Cover photo by Mike Cohen on Flicker
In coming back to my blog at the end of the COETAIL experience, I have a general plan for how I’d like to approach the final COETAIL course. I skimmed all my blog posts and wrote their core concepts/ideas down, then I categorized them based on theme. I found 3 prominent themes emerge: Relationships, Authenticity, and Tech. For my first three posts, I will be consolidating these topics and exploring where I am now in my thinking and how it might have changed.
In this week’s post, I’m going to be consolidating the topic of authenticity.
One of my favorite posts during this course has been on Empathy. In rereading this post, I have to say that I still agree with its ideas and approaches. I wouldn’t say that I have learned any new approaches to being any more empathetic. But I bring up this post again because of one of the comments I received. Ryan Persaud brought the idea of “authentically empathizing” online. In rereading this comment, I had a bit of a lightbulb go off. To connect with one another, we have to be willing to take a risk and make ourselves vulnerable. This is nothing new, but I can’t help but wonder: if we want to make learning authentic, does that too involve risk taking?
Another post that connected with me in the theme of authenticity is my case study. I did it back in Vietnam when I asked a group of students about social media. In the post, I paraphrased the students’ responses a few times and came up with these statements:
- Paraphrased part 1: Today we all are online and many of us have access to technology. When we are close to someone, we like to engage with their recent content; maintaining friendships online is just as important as maintaining friendships outside.

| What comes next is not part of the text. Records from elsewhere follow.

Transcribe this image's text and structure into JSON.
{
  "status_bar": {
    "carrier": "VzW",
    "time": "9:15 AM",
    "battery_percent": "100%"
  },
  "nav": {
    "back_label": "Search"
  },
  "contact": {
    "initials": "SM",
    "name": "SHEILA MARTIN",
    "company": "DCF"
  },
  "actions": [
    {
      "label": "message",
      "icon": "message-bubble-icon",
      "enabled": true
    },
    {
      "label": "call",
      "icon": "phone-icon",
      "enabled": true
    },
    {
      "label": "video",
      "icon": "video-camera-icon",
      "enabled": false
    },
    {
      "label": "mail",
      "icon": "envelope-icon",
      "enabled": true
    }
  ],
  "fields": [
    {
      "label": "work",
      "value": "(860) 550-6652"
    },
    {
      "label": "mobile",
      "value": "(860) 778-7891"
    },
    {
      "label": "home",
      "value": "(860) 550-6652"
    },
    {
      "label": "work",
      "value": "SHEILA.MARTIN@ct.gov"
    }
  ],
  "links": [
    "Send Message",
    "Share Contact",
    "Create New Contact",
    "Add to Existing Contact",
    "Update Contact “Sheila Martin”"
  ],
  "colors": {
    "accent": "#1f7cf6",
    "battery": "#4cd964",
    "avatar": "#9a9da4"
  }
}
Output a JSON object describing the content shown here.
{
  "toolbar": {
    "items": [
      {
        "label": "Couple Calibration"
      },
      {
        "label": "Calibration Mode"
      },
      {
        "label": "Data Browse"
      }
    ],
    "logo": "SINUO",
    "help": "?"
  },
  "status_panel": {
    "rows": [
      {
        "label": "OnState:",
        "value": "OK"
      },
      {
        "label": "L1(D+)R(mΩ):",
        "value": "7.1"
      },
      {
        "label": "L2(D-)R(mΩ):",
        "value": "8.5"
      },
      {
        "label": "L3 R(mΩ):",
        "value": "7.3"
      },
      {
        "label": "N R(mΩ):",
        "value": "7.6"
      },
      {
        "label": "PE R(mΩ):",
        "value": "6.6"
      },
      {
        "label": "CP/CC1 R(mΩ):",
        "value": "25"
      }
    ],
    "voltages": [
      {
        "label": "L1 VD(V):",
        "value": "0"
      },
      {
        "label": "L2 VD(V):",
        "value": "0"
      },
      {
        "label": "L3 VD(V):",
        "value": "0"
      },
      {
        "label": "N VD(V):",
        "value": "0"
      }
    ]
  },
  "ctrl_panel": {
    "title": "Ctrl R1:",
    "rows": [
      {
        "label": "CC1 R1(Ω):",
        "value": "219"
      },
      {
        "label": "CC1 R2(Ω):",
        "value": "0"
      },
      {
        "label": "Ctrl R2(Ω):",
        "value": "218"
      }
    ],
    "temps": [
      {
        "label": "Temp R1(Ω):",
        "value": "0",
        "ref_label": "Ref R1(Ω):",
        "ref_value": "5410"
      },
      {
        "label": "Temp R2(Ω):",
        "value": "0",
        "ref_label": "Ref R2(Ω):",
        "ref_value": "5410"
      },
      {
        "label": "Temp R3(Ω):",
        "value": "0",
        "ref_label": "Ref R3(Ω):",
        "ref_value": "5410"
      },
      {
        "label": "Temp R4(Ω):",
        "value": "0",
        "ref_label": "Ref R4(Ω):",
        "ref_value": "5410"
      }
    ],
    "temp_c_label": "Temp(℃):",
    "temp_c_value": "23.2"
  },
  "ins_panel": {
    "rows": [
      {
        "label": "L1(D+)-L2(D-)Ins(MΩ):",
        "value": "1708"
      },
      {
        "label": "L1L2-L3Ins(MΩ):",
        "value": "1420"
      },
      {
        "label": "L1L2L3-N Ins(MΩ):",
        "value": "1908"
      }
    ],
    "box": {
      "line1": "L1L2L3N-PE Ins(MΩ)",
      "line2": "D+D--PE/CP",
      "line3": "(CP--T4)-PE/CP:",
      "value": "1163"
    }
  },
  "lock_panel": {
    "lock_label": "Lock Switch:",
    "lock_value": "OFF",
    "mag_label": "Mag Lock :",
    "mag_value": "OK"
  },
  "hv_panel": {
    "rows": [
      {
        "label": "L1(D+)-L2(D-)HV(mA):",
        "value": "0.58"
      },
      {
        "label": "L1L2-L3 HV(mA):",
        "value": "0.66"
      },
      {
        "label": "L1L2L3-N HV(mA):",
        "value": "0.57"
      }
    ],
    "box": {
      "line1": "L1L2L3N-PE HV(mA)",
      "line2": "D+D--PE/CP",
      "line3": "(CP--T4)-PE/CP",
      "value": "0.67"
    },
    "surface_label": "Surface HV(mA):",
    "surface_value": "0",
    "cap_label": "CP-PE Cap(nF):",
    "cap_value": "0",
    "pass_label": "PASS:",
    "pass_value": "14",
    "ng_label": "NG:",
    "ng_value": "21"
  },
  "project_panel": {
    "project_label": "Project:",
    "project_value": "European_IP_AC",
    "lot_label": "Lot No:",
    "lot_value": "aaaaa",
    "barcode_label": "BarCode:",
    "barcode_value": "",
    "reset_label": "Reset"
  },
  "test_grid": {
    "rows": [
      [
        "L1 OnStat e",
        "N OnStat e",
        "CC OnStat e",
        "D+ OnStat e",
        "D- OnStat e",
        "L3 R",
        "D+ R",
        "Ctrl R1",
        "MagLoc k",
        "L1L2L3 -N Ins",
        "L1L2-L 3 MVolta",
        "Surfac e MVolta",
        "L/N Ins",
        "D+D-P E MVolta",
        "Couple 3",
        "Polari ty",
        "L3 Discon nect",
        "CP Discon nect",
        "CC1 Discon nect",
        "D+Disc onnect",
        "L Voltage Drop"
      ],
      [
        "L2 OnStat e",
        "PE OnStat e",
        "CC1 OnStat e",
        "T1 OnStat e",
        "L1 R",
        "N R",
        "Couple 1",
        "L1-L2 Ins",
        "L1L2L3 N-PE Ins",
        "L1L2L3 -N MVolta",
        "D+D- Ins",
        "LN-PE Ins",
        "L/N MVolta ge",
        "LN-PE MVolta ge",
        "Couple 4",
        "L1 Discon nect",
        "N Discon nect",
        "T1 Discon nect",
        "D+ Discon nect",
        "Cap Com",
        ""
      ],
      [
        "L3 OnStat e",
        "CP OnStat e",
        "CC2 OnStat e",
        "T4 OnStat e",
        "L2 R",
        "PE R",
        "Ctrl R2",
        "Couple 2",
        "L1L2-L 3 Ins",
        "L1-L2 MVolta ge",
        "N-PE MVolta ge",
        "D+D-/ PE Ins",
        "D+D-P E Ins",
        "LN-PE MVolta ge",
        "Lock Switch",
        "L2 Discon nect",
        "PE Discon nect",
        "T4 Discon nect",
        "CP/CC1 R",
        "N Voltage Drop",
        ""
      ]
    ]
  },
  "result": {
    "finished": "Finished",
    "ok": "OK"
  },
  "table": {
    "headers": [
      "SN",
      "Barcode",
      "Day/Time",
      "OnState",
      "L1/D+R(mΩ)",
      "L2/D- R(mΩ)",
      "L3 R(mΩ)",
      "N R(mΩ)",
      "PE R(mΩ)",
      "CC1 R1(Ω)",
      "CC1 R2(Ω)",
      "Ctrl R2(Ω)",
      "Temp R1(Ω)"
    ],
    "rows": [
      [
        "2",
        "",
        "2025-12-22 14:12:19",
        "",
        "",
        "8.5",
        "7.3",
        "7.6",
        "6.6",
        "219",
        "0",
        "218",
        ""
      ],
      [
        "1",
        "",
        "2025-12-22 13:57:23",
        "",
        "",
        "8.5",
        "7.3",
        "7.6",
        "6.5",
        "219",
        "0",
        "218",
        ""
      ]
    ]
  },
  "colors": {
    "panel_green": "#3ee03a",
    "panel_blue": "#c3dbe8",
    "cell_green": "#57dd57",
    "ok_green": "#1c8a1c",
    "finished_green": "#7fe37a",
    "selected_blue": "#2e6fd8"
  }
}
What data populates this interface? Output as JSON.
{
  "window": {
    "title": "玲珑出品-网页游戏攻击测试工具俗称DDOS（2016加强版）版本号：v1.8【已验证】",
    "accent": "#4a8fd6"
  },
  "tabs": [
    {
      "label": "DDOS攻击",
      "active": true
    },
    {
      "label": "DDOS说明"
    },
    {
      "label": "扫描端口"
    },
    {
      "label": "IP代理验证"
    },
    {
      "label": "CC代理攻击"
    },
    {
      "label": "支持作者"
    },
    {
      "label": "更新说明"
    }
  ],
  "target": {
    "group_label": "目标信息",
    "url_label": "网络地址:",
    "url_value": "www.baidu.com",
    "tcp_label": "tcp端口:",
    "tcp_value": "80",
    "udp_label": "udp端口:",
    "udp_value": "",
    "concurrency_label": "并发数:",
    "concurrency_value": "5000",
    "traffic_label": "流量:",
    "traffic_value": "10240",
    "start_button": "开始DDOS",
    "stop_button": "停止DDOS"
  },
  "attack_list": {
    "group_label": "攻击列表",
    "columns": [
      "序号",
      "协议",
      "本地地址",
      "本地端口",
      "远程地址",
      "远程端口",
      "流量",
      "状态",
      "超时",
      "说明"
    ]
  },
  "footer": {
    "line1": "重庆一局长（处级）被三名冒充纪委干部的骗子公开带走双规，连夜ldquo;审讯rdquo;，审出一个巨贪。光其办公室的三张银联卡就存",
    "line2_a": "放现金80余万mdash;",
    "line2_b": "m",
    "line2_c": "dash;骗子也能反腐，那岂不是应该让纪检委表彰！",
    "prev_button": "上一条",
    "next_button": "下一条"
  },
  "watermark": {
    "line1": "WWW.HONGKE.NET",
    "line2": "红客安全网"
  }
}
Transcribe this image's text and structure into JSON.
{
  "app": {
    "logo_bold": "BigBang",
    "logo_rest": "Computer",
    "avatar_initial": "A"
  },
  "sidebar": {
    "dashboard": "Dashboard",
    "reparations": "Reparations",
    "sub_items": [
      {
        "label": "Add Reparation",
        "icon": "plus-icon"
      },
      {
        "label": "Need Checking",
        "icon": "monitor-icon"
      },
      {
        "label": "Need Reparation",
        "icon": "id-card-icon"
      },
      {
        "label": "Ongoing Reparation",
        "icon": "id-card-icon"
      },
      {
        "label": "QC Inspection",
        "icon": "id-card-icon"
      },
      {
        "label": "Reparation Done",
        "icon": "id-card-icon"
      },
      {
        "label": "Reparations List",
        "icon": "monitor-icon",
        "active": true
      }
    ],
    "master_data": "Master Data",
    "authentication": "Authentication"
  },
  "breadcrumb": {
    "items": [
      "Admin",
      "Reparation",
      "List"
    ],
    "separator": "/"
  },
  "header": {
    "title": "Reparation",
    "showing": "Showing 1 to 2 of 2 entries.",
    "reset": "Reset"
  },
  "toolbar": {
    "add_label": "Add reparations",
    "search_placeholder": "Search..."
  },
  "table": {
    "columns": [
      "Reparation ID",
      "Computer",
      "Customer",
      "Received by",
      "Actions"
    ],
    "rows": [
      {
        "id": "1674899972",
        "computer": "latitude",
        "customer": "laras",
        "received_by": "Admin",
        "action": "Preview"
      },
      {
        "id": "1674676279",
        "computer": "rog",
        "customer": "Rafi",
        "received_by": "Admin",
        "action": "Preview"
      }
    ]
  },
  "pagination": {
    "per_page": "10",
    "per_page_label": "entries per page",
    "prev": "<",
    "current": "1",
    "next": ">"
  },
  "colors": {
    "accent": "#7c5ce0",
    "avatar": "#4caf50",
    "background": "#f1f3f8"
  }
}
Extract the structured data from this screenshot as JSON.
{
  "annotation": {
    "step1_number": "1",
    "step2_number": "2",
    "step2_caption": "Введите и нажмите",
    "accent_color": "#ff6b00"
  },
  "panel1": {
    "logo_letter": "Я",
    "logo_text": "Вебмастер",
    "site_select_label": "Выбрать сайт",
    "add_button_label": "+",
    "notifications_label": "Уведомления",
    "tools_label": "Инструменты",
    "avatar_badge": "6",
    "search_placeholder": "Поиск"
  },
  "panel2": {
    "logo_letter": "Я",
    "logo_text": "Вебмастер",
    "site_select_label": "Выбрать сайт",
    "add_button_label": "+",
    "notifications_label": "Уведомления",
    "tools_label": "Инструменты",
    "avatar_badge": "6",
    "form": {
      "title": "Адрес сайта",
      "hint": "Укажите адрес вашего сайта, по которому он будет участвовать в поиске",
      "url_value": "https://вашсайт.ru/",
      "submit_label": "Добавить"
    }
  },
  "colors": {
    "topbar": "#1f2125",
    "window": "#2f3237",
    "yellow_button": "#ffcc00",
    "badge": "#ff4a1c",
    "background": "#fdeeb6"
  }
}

- Paraphrased part 2: Today we communicate in different ways because of the availability of various technologies that allow us to communicate with anyone we want at any time. Technology is changing rapidly and people like things that are new.
- Paraphrased overall: To distill the students’ ideas down: as technology changes rapidly, so do the ways in which we communicate.
I wanted to connected back to this post because it kind of showed a disparity between adults and adolescents. Young people have different ground rules for communication and friendship. Those communication approaches affect what is authentic. I bring up this post not because it specifically showed how education can be authentic, but because it shows the need for the adults to be good listeners and hear what it means to be a young person today.
My colleague Kim Hogg put it well when she said something to the effect of are we asking the kids to bend to our ideas of authenticity? Perhaps teachers should be the flexible ones.
Another post that stands out to me from the last year is on the teacher as questioner from way back in the beginning of COETAIL. One of my favorite parts of this post is about Diana Laufenberg’s TEDx Talk and how we live in a time of data surplus. I love that. Data surplus.
We are so surrounded by information there is no hope to actually consume it all, is there? Netflix is such a good example of this; how many different series are available on Netflix alone? It’s impossible to keep up! But I digress. As the supernova gets bigger and bigger, the gap between what we know and what is available will only widen. One way to make sense of all this information is to have questions that we ask of this endless source of information– or to inquire. Inquiring, while it is an educational buzz word, could very well be another of the 21st Century skills. And as I mentioned in my above blog post, asking good questions is a skill that can be developed.
So let’s see if I can synthesize these ideas thus far. A teacher’s role is to be an empathetic listener who helps the students to devise their own good questions about the world.
I remember way back in the beginning of COETAIL, we talked about not being a consumer, but a creator. I wonder if I might append that statement and say “curious creator”… somebody who can question and synthesize their findings together into meaningful artifacts to share with online and offline communities.
I’m starting to sense a theme from my consolidations above. Authenticity and relationships stem from listening. This brings me back to an idea that I may have mentioned before– we teach by listening, and we learn by talking. I love that.
My former curriculum coach once told me that teachers can be selfish. I couldn’t believe my ears. That was preposterous! Teachers are the salt of the earth! Teachers are under-appreciated! Teachers are… While all of that can be true, it can also deafen us to how crucial being a good listener can be to a person’s education, thinking, and relationships. The danger can be in the way we tell teachers that they are master’s of their craft and they often have a kept audience. It’s tempting to be a sage on the stage. It takes great intentionality to be a good listener.
Furthermore, learning to be flexible and adapt with the times, norms, and values is crucial for teachers who want to be able to engage kids with relevant content, skills, and dispositions.
It’s also essential that we teach kids to be curious creators that question and want to harness the super nova to better understand the world around them today.
In short, there is a lot we can do as teachers to make learning authentic for our students. If we look inward and examine ourselves, we can try to connect the outside world, sure, but we can start with our own behaviors to make a meaningful experience for our students.